[Start of section]

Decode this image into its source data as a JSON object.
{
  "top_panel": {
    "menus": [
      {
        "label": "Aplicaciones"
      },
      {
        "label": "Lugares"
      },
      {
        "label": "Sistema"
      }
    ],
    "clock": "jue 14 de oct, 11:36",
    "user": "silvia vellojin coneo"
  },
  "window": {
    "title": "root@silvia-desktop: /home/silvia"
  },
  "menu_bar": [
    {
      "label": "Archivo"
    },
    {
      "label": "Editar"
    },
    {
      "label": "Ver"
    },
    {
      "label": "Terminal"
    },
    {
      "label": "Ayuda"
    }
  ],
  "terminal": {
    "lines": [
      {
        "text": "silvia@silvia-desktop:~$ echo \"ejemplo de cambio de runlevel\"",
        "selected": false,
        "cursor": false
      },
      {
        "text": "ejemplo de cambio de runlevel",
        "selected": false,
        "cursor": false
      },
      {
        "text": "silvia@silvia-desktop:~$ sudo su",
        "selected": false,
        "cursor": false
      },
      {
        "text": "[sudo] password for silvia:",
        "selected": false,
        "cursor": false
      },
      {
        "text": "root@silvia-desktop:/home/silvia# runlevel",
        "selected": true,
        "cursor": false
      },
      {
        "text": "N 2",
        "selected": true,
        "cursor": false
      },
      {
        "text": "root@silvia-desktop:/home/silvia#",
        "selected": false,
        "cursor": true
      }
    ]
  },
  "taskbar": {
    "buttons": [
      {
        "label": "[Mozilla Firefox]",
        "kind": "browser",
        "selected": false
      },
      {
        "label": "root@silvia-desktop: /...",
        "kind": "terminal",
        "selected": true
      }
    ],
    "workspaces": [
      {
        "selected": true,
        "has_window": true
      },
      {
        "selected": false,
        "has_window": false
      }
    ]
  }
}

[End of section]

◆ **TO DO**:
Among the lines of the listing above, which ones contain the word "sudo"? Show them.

◆ **SOLUTION TO THIS TASK**:
        "text": "silvia@silvia-desktop:~$ sudo su",
        "text": "[sudo] password for silvia:",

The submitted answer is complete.